**Data records**

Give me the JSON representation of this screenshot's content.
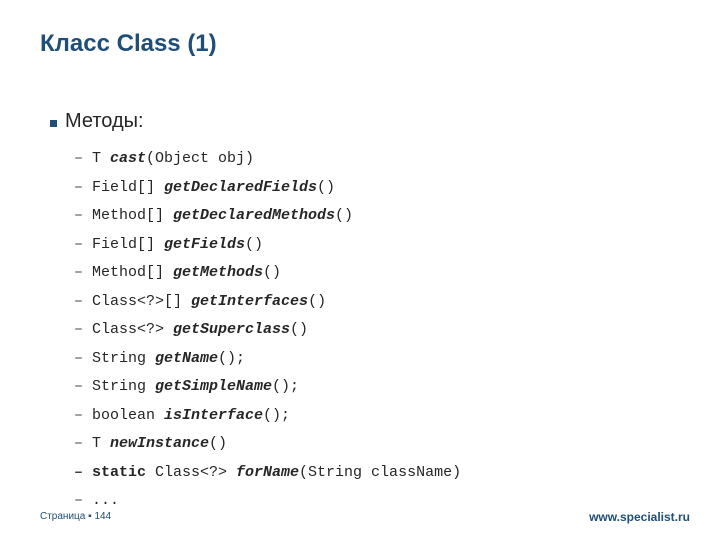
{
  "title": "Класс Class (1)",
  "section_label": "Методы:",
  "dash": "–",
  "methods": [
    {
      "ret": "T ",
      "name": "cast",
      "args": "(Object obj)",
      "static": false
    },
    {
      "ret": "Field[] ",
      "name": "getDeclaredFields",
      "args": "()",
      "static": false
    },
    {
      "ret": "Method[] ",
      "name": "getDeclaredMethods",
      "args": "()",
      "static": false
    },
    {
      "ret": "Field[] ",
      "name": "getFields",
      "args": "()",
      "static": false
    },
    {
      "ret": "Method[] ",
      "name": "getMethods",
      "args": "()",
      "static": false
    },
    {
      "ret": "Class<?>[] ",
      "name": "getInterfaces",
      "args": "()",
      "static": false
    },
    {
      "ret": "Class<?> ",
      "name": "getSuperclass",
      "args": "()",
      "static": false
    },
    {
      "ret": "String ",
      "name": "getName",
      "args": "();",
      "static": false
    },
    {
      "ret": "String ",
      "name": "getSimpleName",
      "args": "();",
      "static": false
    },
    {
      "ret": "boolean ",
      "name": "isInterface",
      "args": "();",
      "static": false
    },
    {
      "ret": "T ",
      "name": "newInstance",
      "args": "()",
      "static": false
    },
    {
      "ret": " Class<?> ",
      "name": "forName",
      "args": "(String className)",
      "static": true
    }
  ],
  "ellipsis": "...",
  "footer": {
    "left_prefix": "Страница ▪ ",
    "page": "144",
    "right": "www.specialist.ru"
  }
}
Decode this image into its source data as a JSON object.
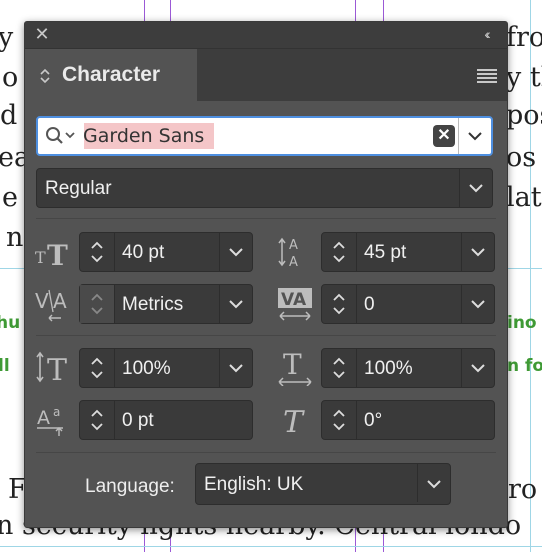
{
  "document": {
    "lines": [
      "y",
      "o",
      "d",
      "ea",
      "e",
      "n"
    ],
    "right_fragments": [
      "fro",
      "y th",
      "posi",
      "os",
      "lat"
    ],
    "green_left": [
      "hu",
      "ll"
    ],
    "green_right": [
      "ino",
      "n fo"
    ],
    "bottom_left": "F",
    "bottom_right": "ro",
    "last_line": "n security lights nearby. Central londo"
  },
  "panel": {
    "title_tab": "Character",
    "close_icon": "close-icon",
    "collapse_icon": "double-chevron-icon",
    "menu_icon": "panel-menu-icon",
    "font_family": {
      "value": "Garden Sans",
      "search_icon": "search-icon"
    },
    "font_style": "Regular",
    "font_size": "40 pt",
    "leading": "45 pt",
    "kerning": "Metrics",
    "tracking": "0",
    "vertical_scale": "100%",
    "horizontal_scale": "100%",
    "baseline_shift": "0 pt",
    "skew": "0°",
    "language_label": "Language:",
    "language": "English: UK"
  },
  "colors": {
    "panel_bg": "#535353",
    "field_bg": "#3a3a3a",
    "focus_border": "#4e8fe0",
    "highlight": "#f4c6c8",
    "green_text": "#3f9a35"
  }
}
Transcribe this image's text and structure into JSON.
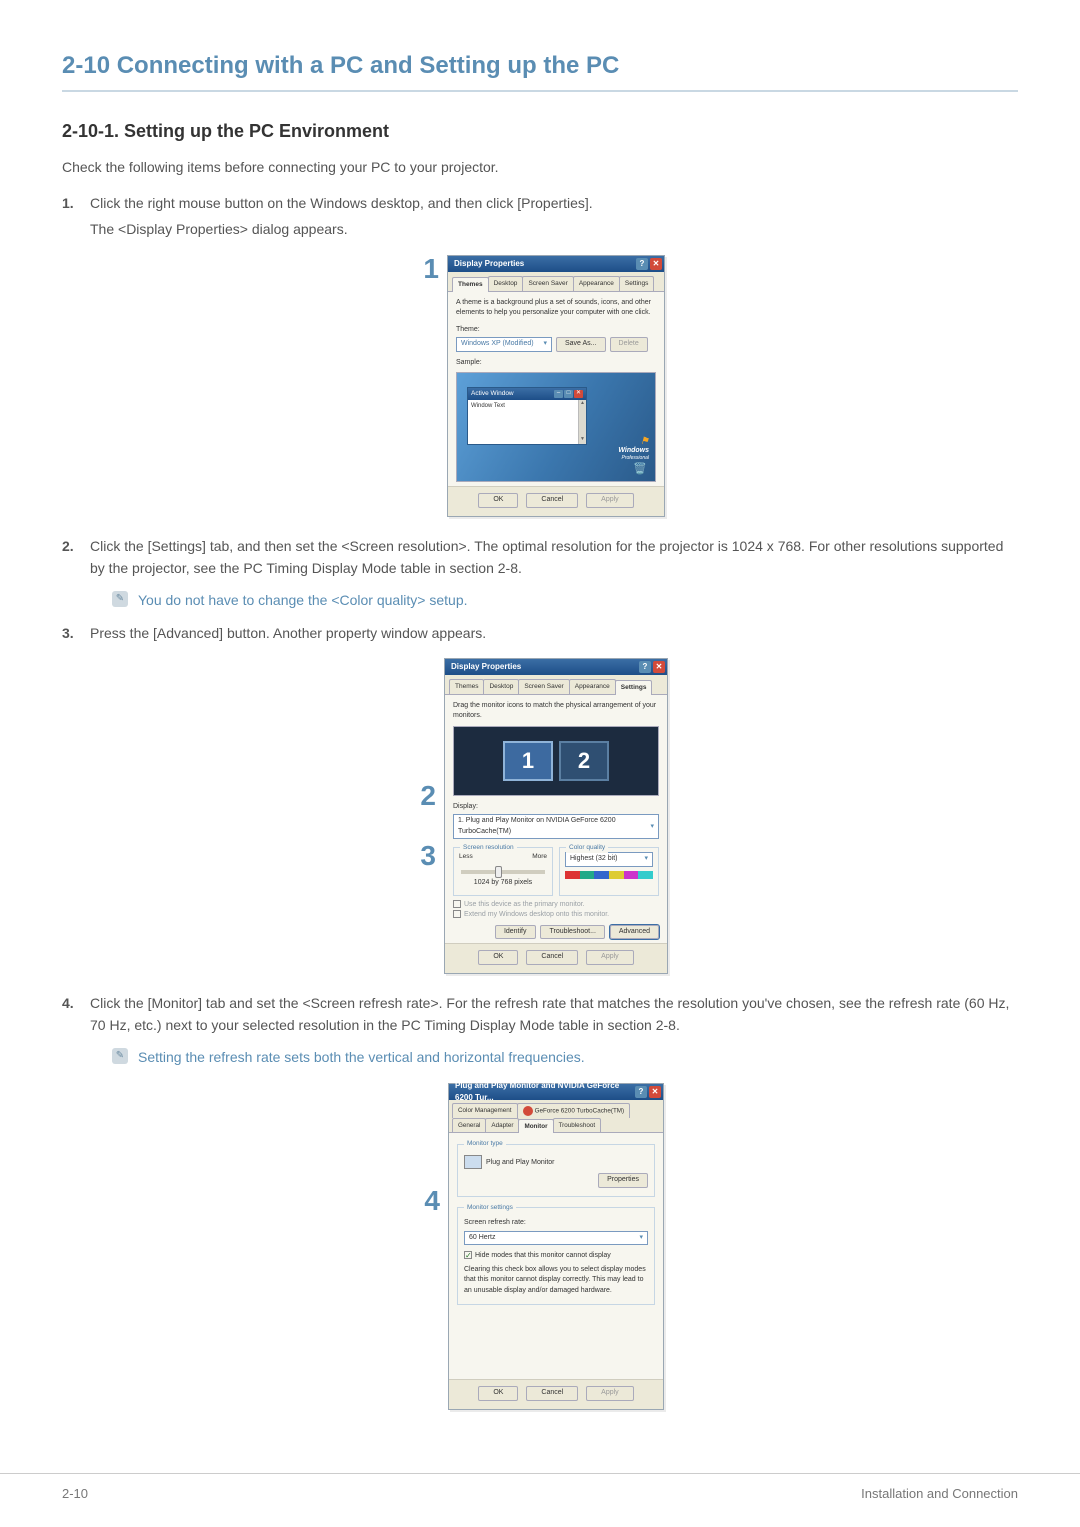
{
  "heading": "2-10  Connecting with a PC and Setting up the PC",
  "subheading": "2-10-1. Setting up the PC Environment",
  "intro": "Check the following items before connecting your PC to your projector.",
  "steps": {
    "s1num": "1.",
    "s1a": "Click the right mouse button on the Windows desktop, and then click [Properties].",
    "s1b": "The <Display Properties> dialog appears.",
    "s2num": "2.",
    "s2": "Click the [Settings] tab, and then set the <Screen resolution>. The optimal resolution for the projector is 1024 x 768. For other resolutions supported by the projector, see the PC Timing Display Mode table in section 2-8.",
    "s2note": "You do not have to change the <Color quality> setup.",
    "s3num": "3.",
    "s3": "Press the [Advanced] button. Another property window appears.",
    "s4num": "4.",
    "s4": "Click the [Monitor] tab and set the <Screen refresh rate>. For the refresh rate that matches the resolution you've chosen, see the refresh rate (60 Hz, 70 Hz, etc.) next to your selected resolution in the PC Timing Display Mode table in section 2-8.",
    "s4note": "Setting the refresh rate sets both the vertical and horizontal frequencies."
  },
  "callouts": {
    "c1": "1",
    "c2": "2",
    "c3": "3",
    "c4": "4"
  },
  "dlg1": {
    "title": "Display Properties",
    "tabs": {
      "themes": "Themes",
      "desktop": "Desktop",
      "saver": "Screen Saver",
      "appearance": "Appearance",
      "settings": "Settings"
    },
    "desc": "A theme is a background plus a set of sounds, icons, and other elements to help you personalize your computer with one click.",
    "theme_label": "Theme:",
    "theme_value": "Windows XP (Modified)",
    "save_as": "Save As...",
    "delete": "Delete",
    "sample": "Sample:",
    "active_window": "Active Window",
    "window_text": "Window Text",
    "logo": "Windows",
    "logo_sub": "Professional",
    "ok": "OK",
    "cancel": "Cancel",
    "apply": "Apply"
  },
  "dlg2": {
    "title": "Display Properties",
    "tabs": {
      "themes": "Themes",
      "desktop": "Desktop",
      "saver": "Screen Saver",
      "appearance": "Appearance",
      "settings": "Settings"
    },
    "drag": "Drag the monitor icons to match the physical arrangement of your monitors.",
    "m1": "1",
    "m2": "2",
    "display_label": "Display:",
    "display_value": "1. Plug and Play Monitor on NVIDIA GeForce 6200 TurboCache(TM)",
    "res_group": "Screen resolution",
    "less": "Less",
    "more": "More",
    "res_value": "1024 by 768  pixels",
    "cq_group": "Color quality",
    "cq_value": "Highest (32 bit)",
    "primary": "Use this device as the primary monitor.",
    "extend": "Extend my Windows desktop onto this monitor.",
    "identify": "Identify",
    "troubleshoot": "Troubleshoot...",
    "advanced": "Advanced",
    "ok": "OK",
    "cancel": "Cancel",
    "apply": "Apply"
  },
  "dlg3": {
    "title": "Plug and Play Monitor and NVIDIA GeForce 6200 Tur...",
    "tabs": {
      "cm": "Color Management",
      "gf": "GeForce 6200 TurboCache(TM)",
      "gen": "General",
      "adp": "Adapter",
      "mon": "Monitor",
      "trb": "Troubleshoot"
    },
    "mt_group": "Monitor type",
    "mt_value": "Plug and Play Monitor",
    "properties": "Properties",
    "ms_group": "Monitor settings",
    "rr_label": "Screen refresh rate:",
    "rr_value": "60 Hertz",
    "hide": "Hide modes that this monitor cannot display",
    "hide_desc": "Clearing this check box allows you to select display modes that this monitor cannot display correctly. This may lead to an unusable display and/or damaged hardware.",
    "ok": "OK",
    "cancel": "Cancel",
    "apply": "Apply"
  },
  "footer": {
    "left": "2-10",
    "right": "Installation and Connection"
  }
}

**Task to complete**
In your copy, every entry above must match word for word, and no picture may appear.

**Your solution**
Give me the JSON representation of this screenshot's content.
{
  "title": "Класс Class (1)",
  "section_label": "Методы:",
  "dash": "–",
  "methods": [
    {
      "ret": "T ",
      "name": "cast",
      "args": "(Object obj)",
      "static": false
    },
    {
      "ret": "Field[] ",
      "name": "getDeclaredFields",
      "args": "()",
      "static": false
    },
    {
      "ret": "Method[] ",
      "name": "getDeclaredMethods",
      "args": "()",
      "static": false
    },
    {
      "ret": "Field[] ",
      "name": "getFields",
      "args": "()",
      "static": false
    },
    {
      "ret": "Method[] ",
      "name": "getMethods",
      "args": "()",
      "static": false
    },
    {
      "ret": "Class<?>[] ",
      "name": "getInterfaces",
      "args": "()",
      "static": false
    },
    {
      "ret": "Class<?> ",
      "name": "getSuperclass",
      "args": "()",
      "static": false
    },
    {
      "ret": "String ",
      "name": "getName",
      "args": "();",
      "static": false
    },
    {
      "ret": "String ",
      "name": "getSimpleName",
      "args": "();",
      "static": false
    },
    {
      "ret": "boolean ",
      "name": "isInterface",
      "args": "();",
      "static": false
    },
    {
      "ret": "T ",
      "name": "newInstance",
      "args": "()",
      "static": false
    },
    {
      "ret": " Class<?> ",
      "name": "forName",
      "args": "(String className)",
      "static": true
    }
  ],
  "ellipsis": "...",
  "footer": {
    "left_prefix": "Страница ▪ ",
    "page": "144",
    "right": "www.specialist.ru"
  }
}
Decode this image into its source data as a JSON object.
{
  "document": {
    "lines": [
      "y",
      "o",
      "d",
      "ea",
      "e",
      "n"
    ],
    "right_fragments": [
      "fro",
      "y th",
      "posi",
      "os",
      "lat"
    ],
    "green_left": [
      "hu",
      "ll"
    ],
    "green_right": [
      "ino",
      "n fo"
    ],
    "bottom_left": "F",
    "bottom_right": "ro",
    "last_line": "n security lights nearby. Central londo"
  },
  "panel": {
    "title_tab": "Character",
    "close_icon": "close-icon",
    "collapse_icon": "double-chevron-icon",
    "menu_icon": "panel-menu-icon",
    "font_family": {
      "value": "Garden Sans",
      "search_icon": "search-icon"
    },
    "font_style": "Regular",
    "font_size": "40 pt",
    "leading": "45 pt",
    "kerning": "Metrics",
    "tracking": "0",
    "vertical_scale": "100%",
    "horizontal_scale": "100%",
    "baseline_shift": "0 pt",
    "skew": "0°",
    "language_label": "Language:",
    "language": "English: UK"
  },
  "colors": {
    "panel_bg": "#535353",
    "field_bg": "#3a3a3a",
    "focus_border": "#4e8fe0",
    "highlight": "#f4c6c8",
    "green_text": "#3f9a35"
  }
}
Transcribe this image's text and structure into JSON.
{
  "heading": "2-10  Connecting with a PC and Setting up the PC",
  "subheading": "2-10-1. Setting up the PC Environment",
  "intro": "Check the following items before connecting your PC to your projector.",
  "steps": {
    "s1num": "1.",
    "s1a": "Click the right mouse button on the Windows desktop, and then click [Properties].",
    "s1b": "The <Display Properties> dialog appears.",
    "s2num": "2.",
    "s2": "Click the [Settings] tab, and then set the <Screen resolution>. The optimal resolution for the projector is 1024 x 768. For other resolutions supported by the projector, see the PC Timing Display Mode table in section 2-8.",
    "s2note": "You do not have to change the <Color quality> setup.",
    "s3num": "3.",
    "s3": "Press the [Advanced] button. Another property window appears.",
    "s4num": "4.",
    "s4": "Click the [Monitor] tab and set the <Screen refresh rate>. For the refresh rate that matches the resolution you've chosen, see the refresh rate (60 Hz, 70 Hz, etc.) next to your selected resolution in the PC Timing Display Mode table in section 2-8.",
    "s4note": "Setting the refresh rate sets both the vertical and horizontal frequencies."
  },
  "callouts": {
    "c1": "1",
    "c2": "2",
    "c3": "3",
    "c4": "4"
  },
  "dlg1": {
    "title": "Display Properties",
    "tabs": {
      "themes": "Themes",
      "desktop": "Desktop",
      "saver": "Screen Saver",
      "appearance": "Appearance",
      "settings": "Settings"
    },
    "desc": "A theme is a background plus a set of sounds, icons, and other elements to help you personalize your computer with one click.",
    "theme_label": "Theme:",
    "theme_value": "Windows XP (Modified)",
    "save_as": "Save As...",
    "delete": "Delete",
    "sample": "Sample:",
    "active_window": "Active Window",
    "window_text": "Window Text",
    "logo": "Windows",
    "logo_sub": "Professional",
    "ok": "OK",
    "cancel": "Cancel",
    "apply": "Apply"
  },
  "dlg2": {
    "title": "Display Properties",
    "tabs": {
      "themes": "Themes",
      "desktop": "Desktop",
      "saver": "Screen Saver",
      "appearance": "Appearance",
      "settings": "Settings"
    },
    "drag": "Drag the monitor icons to match the physical arrangement of your monitors.",
    "m1": "1",
    "m2": "2",
    "display_label": "Display:",
    "display_value": "1. Plug and Play Monitor on NVIDIA GeForce 6200 TurboCache(TM)",
    "res_group": "Screen resolution",
    "less": "Less",
    "more": "More",
    "res_value": "1024 by 768  pixels",
    "cq_group": "Color quality",
    "cq_value": "Highest (32 bit)",
    "primary": "Use this device as the primary monitor.",
    "extend": "Extend my Windows desktop onto this monitor.",
    "identify": "Identify",
    "troubleshoot": "Troubleshoot...",
    "advanced": "Advanced",
    "ok": "OK",
    "cancel": "Cancel",
    "apply": "Apply"
  },
  "dlg3": {
    "title": "Plug and Play Monitor and NVIDIA GeForce 6200 Tur...",
    "tabs": {
      "cm": "Color Management",
      "gf": "GeForce 6200 TurboCache(TM)",
      "gen": "General",
      "adp": "Adapter",
      "mon": "Monitor",
      "trb": "Troubleshoot"
    },
    "mt_group": "Monitor type",
    "mt_value": "Plug and Play Monitor",
    "properties": "Properties",
    "ms_group": "Monitor settings",
    "rr_label": "Screen refresh rate:",
    "rr_value": "60 Hertz",
    "hide": "Hide modes that this monitor cannot display",
    "hide_desc": "Clearing this check box allows you to select display modes that this monitor cannot display correctly. This may lead to an unusable display and/or damaged hardware.",
    "ok": "OK",
    "cancel": "Cancel",
    "apply": "Apply"
  },
  "footer": {
    "left": "2-10",
    "right": "Installation and Connection"
  }
}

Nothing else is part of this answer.